> YOUR ASSIGNMENT
Pull out each line of the data that includes the word "sender".

[[ DATA IN THIS EXERCISE, beginning ]]

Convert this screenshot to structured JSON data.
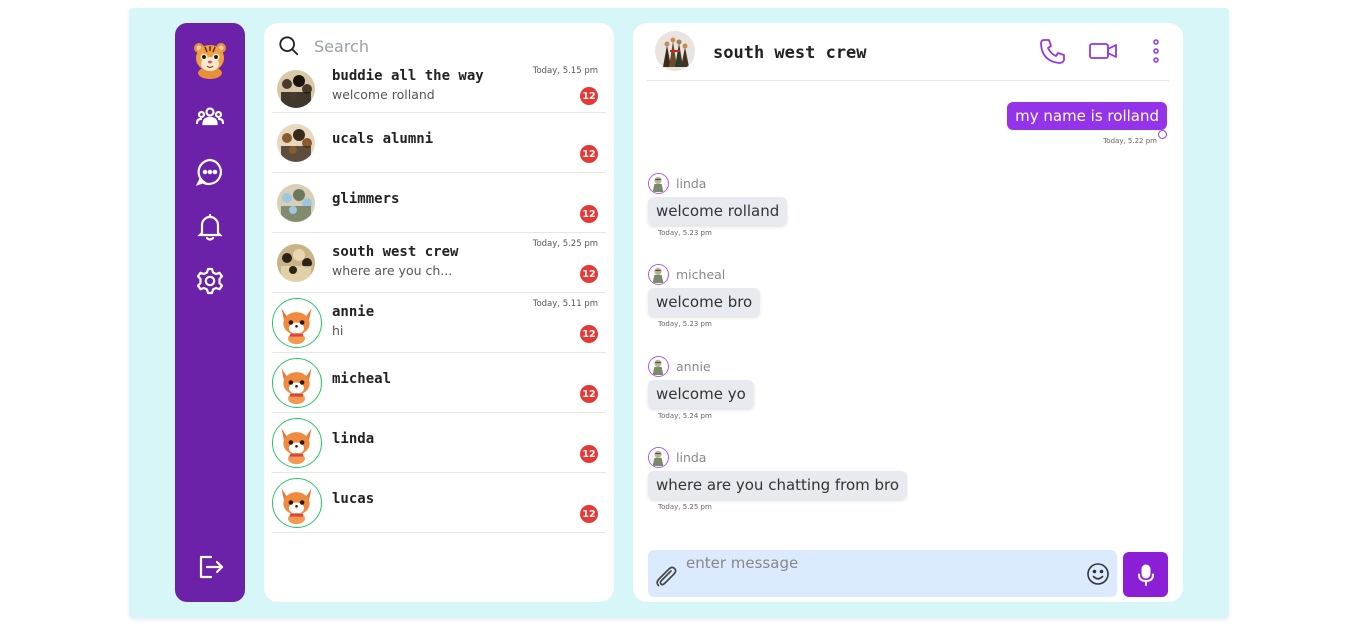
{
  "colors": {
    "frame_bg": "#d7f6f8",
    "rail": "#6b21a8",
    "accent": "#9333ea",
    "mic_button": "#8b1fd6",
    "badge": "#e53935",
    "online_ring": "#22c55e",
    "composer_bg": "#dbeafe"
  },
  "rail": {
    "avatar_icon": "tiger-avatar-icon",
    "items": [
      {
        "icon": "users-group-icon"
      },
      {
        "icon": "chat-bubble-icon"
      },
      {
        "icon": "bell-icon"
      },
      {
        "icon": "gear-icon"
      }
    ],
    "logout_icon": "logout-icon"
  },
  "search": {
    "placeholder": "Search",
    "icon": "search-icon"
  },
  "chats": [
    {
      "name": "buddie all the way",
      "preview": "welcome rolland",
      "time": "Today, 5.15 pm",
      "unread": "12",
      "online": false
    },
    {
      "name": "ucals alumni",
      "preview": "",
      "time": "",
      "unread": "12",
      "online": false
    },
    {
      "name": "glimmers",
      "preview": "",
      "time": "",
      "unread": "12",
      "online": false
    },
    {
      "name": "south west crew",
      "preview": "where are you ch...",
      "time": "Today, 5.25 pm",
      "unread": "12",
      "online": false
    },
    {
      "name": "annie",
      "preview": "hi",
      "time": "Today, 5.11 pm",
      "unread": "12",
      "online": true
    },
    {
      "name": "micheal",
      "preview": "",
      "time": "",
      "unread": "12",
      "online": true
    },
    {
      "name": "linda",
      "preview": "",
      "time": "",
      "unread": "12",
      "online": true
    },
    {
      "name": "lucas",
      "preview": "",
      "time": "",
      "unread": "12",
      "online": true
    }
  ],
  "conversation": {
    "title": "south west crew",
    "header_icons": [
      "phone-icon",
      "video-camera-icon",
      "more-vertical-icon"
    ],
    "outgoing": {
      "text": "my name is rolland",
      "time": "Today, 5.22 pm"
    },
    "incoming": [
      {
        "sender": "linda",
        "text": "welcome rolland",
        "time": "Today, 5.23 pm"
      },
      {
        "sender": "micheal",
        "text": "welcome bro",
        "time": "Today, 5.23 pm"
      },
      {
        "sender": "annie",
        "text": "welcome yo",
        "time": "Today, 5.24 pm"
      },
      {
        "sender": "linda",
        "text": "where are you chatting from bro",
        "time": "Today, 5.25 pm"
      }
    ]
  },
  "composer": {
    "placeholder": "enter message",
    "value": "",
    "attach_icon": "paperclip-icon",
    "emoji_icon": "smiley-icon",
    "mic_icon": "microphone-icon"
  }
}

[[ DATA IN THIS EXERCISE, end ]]

> YOUR RESPONSE
        "sender": "linda",
        "sender": "micheal",
        "sender": "annie",
        "sender": "linda",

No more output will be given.